-- EXERCISE DETAILS --
Track down each line below containing the string "HOMESTAY" and copy it.

App and web page records:
┌──

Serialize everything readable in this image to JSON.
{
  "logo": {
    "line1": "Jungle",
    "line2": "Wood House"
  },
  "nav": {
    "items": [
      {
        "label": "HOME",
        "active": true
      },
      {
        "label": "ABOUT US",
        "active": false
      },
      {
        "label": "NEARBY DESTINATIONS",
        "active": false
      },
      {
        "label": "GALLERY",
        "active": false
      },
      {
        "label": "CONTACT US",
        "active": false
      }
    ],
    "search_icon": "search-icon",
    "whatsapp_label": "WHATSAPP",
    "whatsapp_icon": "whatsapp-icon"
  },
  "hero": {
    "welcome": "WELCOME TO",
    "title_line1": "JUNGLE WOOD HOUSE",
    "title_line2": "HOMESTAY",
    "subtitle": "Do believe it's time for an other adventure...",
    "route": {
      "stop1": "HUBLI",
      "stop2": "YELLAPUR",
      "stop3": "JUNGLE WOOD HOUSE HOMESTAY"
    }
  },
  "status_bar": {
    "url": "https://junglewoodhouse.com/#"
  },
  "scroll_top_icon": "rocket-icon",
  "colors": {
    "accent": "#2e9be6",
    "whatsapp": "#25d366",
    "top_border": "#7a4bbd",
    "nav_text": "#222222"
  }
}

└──

-- TASK RESULT --
    "title_line2": "HOMESTAY",
      "stop3": "JUNGLE WOOD HOUSE HOMESTAY"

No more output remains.